_What you will do_. Gather up every line from the entries below that uses the word "true".

_Given data_.
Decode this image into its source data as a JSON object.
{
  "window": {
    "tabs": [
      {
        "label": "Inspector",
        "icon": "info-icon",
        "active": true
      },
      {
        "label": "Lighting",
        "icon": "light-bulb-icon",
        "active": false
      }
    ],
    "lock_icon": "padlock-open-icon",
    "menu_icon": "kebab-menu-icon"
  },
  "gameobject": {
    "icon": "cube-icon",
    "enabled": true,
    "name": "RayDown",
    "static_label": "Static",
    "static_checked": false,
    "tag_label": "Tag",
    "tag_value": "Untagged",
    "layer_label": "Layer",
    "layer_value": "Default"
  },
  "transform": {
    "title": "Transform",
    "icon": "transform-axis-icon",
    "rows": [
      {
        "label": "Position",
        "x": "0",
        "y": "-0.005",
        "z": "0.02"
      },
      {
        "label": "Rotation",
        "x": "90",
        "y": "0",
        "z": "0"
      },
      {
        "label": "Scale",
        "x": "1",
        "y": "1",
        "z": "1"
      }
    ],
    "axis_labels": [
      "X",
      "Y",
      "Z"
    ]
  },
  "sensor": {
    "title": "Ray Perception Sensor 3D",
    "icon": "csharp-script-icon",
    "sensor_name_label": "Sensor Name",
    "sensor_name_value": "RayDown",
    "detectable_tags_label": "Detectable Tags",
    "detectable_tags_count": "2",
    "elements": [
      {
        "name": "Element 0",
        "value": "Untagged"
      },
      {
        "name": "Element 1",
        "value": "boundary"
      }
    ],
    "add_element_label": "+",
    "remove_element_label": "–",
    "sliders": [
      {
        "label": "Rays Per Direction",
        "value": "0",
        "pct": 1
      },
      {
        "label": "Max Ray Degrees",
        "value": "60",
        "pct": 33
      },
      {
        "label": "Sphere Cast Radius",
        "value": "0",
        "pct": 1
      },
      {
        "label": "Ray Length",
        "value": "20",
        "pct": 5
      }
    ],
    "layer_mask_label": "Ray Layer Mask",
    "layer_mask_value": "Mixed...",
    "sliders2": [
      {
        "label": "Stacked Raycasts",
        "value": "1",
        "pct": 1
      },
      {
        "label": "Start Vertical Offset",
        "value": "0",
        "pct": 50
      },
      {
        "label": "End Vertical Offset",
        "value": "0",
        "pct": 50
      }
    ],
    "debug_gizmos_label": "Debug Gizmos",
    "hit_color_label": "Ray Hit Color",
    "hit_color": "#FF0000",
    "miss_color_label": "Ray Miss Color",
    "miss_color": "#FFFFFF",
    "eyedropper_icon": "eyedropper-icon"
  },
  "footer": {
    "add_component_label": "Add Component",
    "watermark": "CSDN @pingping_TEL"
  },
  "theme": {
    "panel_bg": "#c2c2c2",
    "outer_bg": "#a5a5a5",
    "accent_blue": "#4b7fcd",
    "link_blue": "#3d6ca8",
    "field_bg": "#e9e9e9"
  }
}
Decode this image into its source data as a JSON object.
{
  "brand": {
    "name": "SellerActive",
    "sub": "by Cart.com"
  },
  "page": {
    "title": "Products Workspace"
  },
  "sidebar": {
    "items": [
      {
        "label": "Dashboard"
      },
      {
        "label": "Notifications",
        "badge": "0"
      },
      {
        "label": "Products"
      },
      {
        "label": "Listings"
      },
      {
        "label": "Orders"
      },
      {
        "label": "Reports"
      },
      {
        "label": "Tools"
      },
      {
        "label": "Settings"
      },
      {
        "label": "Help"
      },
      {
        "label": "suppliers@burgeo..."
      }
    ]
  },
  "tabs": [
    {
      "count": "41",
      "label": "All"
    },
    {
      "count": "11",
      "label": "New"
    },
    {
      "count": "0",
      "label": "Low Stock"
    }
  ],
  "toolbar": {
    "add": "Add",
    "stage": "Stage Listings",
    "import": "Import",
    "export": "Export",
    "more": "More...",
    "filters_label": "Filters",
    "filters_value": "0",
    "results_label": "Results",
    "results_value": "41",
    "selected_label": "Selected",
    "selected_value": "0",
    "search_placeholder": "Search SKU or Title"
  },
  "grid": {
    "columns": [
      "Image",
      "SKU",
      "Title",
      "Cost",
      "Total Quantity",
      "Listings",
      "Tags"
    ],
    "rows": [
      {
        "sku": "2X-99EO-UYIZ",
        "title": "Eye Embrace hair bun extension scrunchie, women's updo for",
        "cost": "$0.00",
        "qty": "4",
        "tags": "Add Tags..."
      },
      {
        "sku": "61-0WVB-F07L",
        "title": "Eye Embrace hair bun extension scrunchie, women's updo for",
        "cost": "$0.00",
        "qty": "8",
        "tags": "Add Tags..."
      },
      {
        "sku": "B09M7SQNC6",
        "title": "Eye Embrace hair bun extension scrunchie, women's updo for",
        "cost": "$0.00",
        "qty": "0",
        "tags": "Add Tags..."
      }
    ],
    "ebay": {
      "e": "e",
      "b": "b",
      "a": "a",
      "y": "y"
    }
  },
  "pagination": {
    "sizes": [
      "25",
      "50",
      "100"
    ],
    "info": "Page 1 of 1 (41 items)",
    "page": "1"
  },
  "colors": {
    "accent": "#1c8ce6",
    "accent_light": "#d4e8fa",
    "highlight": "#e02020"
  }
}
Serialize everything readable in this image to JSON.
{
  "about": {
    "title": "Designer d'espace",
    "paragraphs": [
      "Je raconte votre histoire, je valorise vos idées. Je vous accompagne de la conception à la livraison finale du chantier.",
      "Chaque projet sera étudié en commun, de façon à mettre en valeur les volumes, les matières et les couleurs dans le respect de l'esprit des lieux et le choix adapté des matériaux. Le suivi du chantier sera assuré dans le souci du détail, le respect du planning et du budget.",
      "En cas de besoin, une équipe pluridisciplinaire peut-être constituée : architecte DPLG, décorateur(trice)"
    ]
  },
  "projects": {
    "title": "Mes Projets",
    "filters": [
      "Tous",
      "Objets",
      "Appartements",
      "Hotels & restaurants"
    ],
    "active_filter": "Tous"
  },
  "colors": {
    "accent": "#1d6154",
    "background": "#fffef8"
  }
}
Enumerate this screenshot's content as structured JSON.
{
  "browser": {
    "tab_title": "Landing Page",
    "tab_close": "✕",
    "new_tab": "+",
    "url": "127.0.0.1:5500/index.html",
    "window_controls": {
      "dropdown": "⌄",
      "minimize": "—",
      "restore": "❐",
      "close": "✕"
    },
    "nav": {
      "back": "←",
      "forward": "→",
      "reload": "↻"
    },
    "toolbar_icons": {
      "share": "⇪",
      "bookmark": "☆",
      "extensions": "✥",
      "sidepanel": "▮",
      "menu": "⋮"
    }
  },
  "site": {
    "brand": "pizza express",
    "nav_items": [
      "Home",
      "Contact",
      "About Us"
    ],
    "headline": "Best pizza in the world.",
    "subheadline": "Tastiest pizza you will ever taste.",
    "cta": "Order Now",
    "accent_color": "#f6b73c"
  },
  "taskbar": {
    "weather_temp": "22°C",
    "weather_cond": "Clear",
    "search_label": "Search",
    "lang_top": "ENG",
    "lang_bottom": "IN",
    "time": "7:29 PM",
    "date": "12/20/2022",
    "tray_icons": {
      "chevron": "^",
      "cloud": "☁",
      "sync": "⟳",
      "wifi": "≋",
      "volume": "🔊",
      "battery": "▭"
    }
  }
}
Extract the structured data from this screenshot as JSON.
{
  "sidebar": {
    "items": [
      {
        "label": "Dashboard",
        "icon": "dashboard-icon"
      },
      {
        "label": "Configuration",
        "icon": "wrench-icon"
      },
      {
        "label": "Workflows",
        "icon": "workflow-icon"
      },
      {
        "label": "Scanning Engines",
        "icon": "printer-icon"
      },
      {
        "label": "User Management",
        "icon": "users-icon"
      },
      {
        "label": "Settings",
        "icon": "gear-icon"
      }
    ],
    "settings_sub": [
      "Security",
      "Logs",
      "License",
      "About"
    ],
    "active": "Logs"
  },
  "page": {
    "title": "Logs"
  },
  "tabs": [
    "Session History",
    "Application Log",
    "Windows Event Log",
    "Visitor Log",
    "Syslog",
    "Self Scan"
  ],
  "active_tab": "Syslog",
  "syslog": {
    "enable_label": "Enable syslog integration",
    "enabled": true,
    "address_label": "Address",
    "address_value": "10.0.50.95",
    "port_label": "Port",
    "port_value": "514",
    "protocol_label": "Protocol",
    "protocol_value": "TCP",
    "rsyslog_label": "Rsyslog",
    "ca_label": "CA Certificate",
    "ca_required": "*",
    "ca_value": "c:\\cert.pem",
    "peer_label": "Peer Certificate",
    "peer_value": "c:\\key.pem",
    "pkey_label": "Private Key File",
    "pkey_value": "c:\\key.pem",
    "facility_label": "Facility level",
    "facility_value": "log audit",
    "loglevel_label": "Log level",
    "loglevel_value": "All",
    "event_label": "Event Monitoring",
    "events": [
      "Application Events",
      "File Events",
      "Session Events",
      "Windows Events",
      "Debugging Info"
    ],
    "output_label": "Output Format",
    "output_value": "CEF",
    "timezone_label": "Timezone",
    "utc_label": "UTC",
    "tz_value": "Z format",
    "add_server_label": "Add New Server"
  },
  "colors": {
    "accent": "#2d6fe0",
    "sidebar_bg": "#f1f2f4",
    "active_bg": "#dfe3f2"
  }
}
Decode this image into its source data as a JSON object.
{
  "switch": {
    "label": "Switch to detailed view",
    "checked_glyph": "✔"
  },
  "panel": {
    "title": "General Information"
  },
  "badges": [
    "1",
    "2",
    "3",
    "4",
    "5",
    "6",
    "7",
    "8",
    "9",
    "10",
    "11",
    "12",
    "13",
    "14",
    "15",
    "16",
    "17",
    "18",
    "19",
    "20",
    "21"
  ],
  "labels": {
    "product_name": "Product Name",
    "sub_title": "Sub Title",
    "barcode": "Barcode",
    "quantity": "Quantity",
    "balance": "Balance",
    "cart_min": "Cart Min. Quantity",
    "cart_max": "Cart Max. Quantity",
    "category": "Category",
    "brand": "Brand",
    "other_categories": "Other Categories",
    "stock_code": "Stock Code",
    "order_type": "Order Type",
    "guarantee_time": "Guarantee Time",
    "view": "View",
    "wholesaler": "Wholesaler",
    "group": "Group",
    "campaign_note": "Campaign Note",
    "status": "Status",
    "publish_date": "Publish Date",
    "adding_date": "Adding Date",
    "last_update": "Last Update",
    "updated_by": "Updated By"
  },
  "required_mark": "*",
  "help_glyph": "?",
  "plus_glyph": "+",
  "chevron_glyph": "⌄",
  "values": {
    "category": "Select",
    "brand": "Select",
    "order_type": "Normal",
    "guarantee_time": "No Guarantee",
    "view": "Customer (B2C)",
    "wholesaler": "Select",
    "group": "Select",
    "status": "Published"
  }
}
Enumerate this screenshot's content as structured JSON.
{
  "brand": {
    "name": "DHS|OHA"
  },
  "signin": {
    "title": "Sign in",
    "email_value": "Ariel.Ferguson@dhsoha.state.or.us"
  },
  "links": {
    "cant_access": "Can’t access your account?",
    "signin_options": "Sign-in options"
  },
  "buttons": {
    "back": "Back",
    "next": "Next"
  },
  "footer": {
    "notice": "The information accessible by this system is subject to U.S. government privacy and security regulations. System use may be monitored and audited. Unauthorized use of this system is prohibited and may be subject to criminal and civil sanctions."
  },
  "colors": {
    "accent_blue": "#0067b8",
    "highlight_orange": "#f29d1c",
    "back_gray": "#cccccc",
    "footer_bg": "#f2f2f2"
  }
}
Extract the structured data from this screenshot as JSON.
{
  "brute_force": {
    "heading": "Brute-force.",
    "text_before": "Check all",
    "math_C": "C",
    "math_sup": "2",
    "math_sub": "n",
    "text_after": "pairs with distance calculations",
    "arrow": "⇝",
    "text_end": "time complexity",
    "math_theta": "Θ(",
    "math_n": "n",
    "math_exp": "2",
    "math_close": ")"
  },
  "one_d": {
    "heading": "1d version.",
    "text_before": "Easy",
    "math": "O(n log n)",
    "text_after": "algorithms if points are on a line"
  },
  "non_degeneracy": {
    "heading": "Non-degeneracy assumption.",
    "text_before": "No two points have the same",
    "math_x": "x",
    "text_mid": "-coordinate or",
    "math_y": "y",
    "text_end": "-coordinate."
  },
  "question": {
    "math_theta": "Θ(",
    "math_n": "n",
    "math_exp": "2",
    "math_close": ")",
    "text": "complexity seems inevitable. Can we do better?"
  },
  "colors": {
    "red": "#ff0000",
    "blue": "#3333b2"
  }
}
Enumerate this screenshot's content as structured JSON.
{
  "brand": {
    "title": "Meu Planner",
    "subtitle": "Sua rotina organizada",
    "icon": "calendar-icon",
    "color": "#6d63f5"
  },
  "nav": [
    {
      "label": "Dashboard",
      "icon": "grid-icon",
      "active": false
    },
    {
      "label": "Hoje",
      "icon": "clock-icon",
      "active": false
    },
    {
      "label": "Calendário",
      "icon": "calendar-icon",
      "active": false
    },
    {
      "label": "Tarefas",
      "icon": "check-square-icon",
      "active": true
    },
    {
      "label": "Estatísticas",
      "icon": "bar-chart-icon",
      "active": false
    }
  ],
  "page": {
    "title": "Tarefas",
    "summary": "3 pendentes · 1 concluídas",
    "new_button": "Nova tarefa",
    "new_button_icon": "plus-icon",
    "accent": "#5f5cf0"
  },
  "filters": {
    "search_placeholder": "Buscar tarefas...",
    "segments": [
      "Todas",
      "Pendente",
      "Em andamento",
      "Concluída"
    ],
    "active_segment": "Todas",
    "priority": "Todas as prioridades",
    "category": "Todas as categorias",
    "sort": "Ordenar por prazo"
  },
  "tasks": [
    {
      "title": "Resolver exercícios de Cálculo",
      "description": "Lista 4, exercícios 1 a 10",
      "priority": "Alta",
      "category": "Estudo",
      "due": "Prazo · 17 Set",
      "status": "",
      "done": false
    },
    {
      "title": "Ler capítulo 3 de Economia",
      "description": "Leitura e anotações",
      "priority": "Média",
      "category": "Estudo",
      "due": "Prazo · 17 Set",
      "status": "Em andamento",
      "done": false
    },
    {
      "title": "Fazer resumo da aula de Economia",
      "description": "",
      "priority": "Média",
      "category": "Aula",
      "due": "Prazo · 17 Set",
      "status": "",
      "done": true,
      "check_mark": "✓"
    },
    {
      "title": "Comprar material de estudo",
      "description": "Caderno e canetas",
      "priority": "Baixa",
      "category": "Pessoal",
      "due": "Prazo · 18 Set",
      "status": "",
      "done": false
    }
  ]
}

_Task answer_.
        "active": true
    "enabled": true,
    "enabled": true,
      "active": true
      "done": true,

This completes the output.